TASK INPUT section start
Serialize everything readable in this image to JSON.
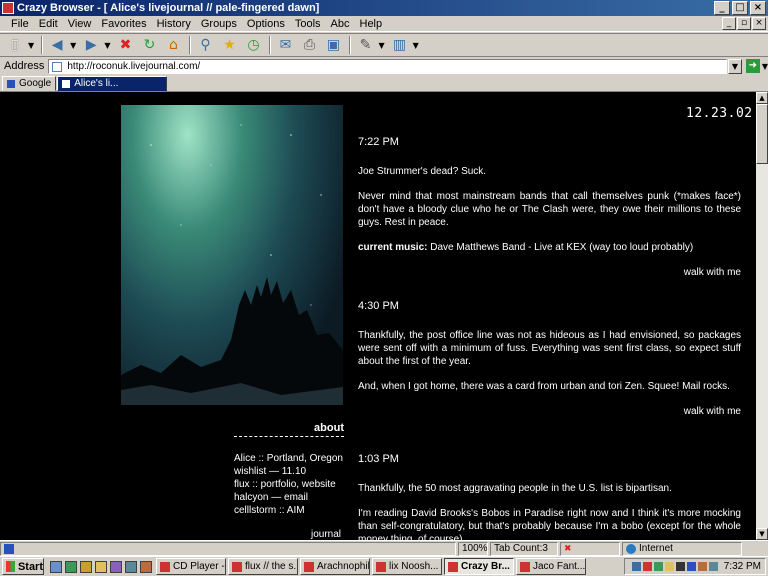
{
  "window": {
    "title": "Crazy Browser - [          Alice's livejournal // pale-fingered dawn]"
  },
  "menu": [
    "File",
    "Edit",
    "View",
    "Favorites",
    "History",
    "Groups",
    "Options",
    "Tools",
    "Abc",
    "Help"
  ],
  "address": {
    "label": "Address",
    "url": "http://roconuk.livejournal.com/"
  },
  "tabs": [
    {
      "label": "Google"
    },
    {
      "label": "Alice's li..."
    }
  ],
  "journal": {
    "date": "12.23.02",
    "about_label": "about",
    "about_lines": [
      "Alice :: Portland, Oregon",
      "wishlist — 11.10",
      "flux :: portfolio, website",
      "halcyon — email",
      "celllstorm :: AIM"
    ],
    "footer_label": "journal",
    "entries": [
      {
        "time": "7:22 PM",
        "paragraphs": [
          "Joe Strummer's dead? Suck.",
          "Never mind that most mainstream bands that call themselves punk (*makes face*) don't have a bloody clue who he or The Clash were, they owe their millions to these guys. Rest in peace."
        ],
        "music_label": "current music:",
        "music": "Dave Matthews Band - Live at KEX (way too loud probably)",
        "walk": "walk with me"
      },
      {
        "time": "4:30 PM",
        "paragraphs": [
          "Thankfully, the post office line was not as hideous as I had envisioned, so packages were sent off with a minimum of fuss. Everything was sent first class, so expect stuff about the first of the year.",
          "And, when I got home, there was a card from urban and tori Zen. Squee! Mail rocks."
        ],
        "walk": "walk with me"
      },
      {
        "time": "1:03 PM",
        "paragraphs": [
          "Thankfully, the 50 most aggravating people in the U.S. list is bipartisan.",
          "I'm reading David Brooks's Bobos in Paradise right now and I think it's more mocking than self-congratulatory, but that's probably because I'm a bobo (except for the whole money thing, of course)."
        ]
      }
    ]
  },
  "status": {
    "zoom": "100%",
    "tab_count": "Tab Count:3",
    "zone": "Internet"
  },
  "taskbar": {
    "start_label": "Start",
    "tasks": [
      {
        "label": "CD Player -..."
      },
      {
        "label": "flux // the s..."
      },
      {
        "label": "Arachnophil..."
      },
      {
        "label": "lix Noosh..."
      },
      {
        "label": "Crazy Br..."
      },
      {
        "label": "Jaco Fant..."
      }
    ],
    "active_task": 4,
    "clock": "7:32 PM"
  }
}
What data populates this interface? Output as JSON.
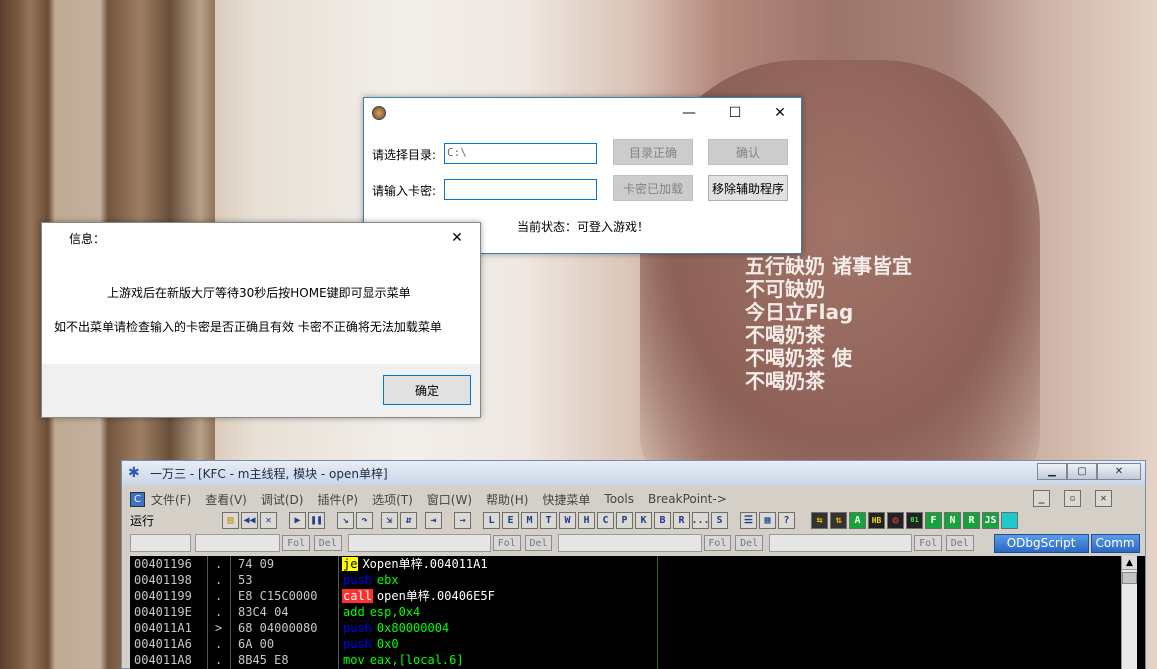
{
  "dialog_main": {
    "dir_label": "请选择目录:",
    "dir_value": "C:\\",
    "dir_ok_btn": "目录正确",
    "confirm_btn": "确认",
    "key_label": "请输入卡密:",
    "key_value": "",
    "key_loaded_btn": "卡密已加载",
    "remove_btn": "移除辅助程序",
    "status": "当前状态：可登入游戏！",
    "min_glyph": "—",
    "max_glyph": "☐",
    "close_glyph": "✕"
  },
  "info_dialog": {
    "title": "信息：",
    "line1": "上游戏后在新版大厅等待30秒后按HOME键即可显示菜单",
    "line2": "如不出菜单请检查输入的卡密是否正确且有效 卡密不正确将无法加载菜单",
    "ok_btn": "确定",
    "close_glyph": "✕"
  },
  "olly": {
    "title": "一万三 - [KFC - m主线程, 模块 - open单梓]",
    "menu": [
      "文件(F)",
      "查看(V)",
      "调试(D)",
      "插件(P)",
      "选项(T)",
      "窗口(W)",
      "帮助(H)",
      "快捷菜单",
      "Tools",
      "BreakPoint->"
    ],
    "status": "运行",
    "letter_buttons": [
      "L",
      "E",
      "M",
      "T",
      "W",
      "H",
      "C",
      "P",
      "K",
      "B",
      "R",
      "...",
      "S"
    ],
    "right_buttons": [
      "A",
      "HB",
      "F",
      "N",
      "R",
      "JS"
    ],
    "fol": "Fol",
    "del": "Del",
    "odbgscript": "ODbgScript",
    "comm": "Comm",
    "rows": [
      {
        "addr": "00401196",
        "mark": ".",
        "hex": "74 09",
        "op": "je",
        "arg": "Xopen单梓.004011A1",
        "opcolor": "#000000",
        "opbg": "#ffff00",
        "argcolor": "#ffffff"
      },
      {
        "addr": "00401198",
        "mark": ".",
        "hex": "53",
        "op": "push",
        "arg": "ebx",
        "opcolor": "#0000ff",
        "opbg": "",
        "argcolor": "#00ff00"
      },
      {
        "addr": "00401199",
        "mark": ".",
        "hex": "E8 C15C0000",
        "op": "call",
        "arg": "open单梓.00406E5F",
        "opcolor": "#ffffff",
        "opbg": "#ff3030",
        "argcolor": "#ffffff"
      },
      {
        "addr": "0040119E",
        "mark": ".",
        "hex": "83C4 04",
        "op": "add",
        "arg": "esp,0x4",
        "opcolor": "#00ff00",
        "opbg": "",
        "argcolor": "#00ff00"
      },
      {
        "addr": "004011A1",
        "mark": ">",
        "hex": "68 04000080",
        "op": "push",
        "arg": "0x80000004",
        "opcolor": "#0000ff",
        "opbg": "",
        "argcolor": "#00ff00"
      },
      {
        "addr": "004011A6",
        "mark": ".",
        "hex": "6A 00",
        "op": "push",
        "arg": "0x0",
        "opcolor": "#0000ff",
        "opbg": "",
        "argcolor": "#00ff00"
      },
      {
        "addr": "004011A8",
        "mark": ".",
        "hex": "8B45 E8",
        "op": "mov",
        "arg": "eax,[local.6]",
        "opcolor": "#00ff00",
        "opbg": "",
        "argcolor": "#00ff00"
      }
    ]
  },
  "background_text": [
    "五行缺奶 诸事皆宜",
    "不可缺奶",
    "今日立Flag",
    "不喝奶茶",
    "不喝奶茶 使",
    "不喝奶茶"
  ]
}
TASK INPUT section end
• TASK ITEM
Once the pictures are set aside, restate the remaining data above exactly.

• COMPLETED EXERCISE
Serialize everything readable in this image to JSON.
{
  "window": {
    "title": "Crazy Browser - [          Alice's livejournal // pale-fingered dawn]"
  },
  "menu": [
    "File",
    "Edit",
    "View",
    "Favorites",
    "History",
    "Groups",
    "Options",
    "Tools",
    "Abc",
    "Help"
  ],
  "address": {
    "label": "Address",
    "url": "http://roconuk.livejournal.com/"
  },
  "tabs": [
    {
      "label": "Google"
    },
    {
      "label": "Alice's li..."
    }
  ],
  "journal": {
    "date": "12.23.02",
    "about_label": "about",
    "about_lines": [
      "Alice :: Portland, Oregon",
      "wishlist — 11.10",
      "flux :: portfolio, website",
      "halcyon — email",
      "celllstorm :: AIM"
    ],
    "footer_label": "journal",
    "entries": [
      {
        "time": "7:22 PM",
        "paragraphs": [
          "Joe Strummer's dead? Suck.",
          "Never mind that most mainstream bands that call themselves punk (*makes face*) don't have a bloody clue who he or The Clash were, they owe their millions to these guys. Rest in peace."
        ],
        "music_label": "current music:",
        "music": "Dave Matthews Band - Live at KEX (way too loud probably)",
        "walk": "walk with me"
      },
      {
        "time": "4:30 PM",
        "paragraphs": [
          "Thankfully, the post office line was not as hideous as I had envisioned, so packages were sent off with a minimum of fuss. Everything was sent first class, so expect stuff about the first of the year.",
          "And, when I got home, there was a card from urban and tori Zen. Squee! Mail rocks."
        ],
        "walk": "walk with me"
      },
      {
        "time": "1:03 PM",
        "paragraphs": [
          "Thankfully, the 50 most aggravating people in the U.S. list is bipartisan.",
          "I'm reading David Brooks's Bobos in Paradise right now and I think it's more mocking than self-congratulatory, but that's probably because I'm a bobo (except for the whole money thing, of course)."
        ]
      }
    ]
  },
  "status": {
    "zoom": "100%",
    "tab_count": "Tab Count:3",
    "zone": "Internet"
  },
  "taskbar": {
    "start_label": "Start",
    "tasks": [
      {
        "label": "CD Player -..."
      },
      {
        "label": "flux // the s..."
      },
      {
        "label": "Arachnophil..."
      },
      {
        "label": "lix Noosh..."
      },
      {
        "label": "Crazy Br..."
      },
      {
        "label": "Jaco Fant..."
      }
    ],
    "active_task": 4,
    "clock": "7:32 PM"
  }
}
What data populates this interface? Output as JSON.
{
  "dialog_main": {
    "dir_label": "请选择目录:",
    "dir_value": "C:\\",
    "dir_ok_btn": "目录正确",
    "confirm_btn": "确认",
    "key_label": "请输入卡密:",
    "key_value": "",
    "key_loaded_btn": "卡密已加载",
    "remove_btn": "移除辅助程序",
    "status": "当前状态：可登入游戏！",
    "min_glyph": "—",
    "max_glyph": "☐",
    "close_glyph": "✕"
  },
  "info_dialog": {
    "title": "信息：",
    "line1": "上游戏后在新版大厅等待30秒后按HOME键即可显示菜单",
    "line2": "如不出菜单请检查输入的卡密是否正确且有效 卡密不正确将无法加载菜单",
    "ok_btn": "确定",
    "close_glyph": "✕"
  },
  "olly": {
    "title": "一万三 - [KFC - m主线程, 模块 - open单梓]",
    "menu": [
      "文件(F)",
      "查看(V)",
      "调试(D)",
      "插件(P)",
      "选项(T)",
      "窗口(W)",
      "帮助(H)",
      "快捷菜单",
      "Tools",
      "BreakPoint->"
    ],
    "status": "运行",
    "letter_buttons": [
      "L",
      "E",
      "M",
      "T",
      "W",
      "H",
      "C",
      "P",
      "K",
      "B",
      "R",
      "...",
      "S"
    ],
    "right_buttons": [
      "A",
      "HB",
      "F",
      "N",
      "R",
      "JS"
    ],
    "fol": "Fol",
    "del": "Del",
    "odbgscript": "ODbgScript",
    "comm": "Comm",
    "rows": [
      {
        "addr": "00401196",
        "mark": ".",
        "hex": "74 09",
        "op": "je",
        "arg": "Xopen单梓.004011A1",
        "opcolor": "#000000",
        "opbg": "#ffff00",
        "argcolor": "#ffffff"
      },
      {
        "addr": "00401198",
        "mark": ".",
        "hex": "53",
        "op": "push",
        "arg": "ebx",
        "opcolor": "#0000ff",
        "opbg": "",
        "argcolor": "#00ff00"
      },
      {
        "addr": "00401199",
        "mark": ".",
        "hex": "E8 C15C0000",
        "op": "call",
        "arg": "open单梓.00406E5F",
        "opcolor": "#ffffff",
        "opbg": "#ff3030",
        "argcolor": "#ffffff"
      },
      {
        "addr": "0040119E",
        "mark": ".",
        "hex": "83C4 04",
        "op": "add",
        "arg": "esp,0x4",
        "opcolor": "#00ff00",
        "opbg": "",
        "argcolor": "#00ff00"
      },
      {
        "addr": "004011A1",
        "mark": ">",
        "hex": "68 04000080",
        "op": "push",
        "arg": "0x80000004",
        "opcolor": "#0000ff",
        "opbg": "",
        "argcolor": "#00ff00"
      },
      {
        "addr": "004011A6",
        "mark": ".",
        "hex": "6A 00",
        "op": "push",
        "arg": "0x0",
        "opcolor": "#0000ff",
        "opbg": "",
        "argcolor": "#00ff00"
      },
      {
        "addr": "004011A8",
        "mark": ".",
        "hex": "8B45 E8",
        "op": "mov",
        "arg": "eax,[local.6]",
        "opcolor": "#00ff00",
        "opbg": "",
        "argcolor": "#00ff00"
      }
    ]
  },
  "background_text": [
    "五行缺奶 诸事皆宜",
    "不可缺奶",
    "今日立Flag",
    "不喝奶茶",
    "不喝奶茶 使",
    "不喝奶茶"
  ]
}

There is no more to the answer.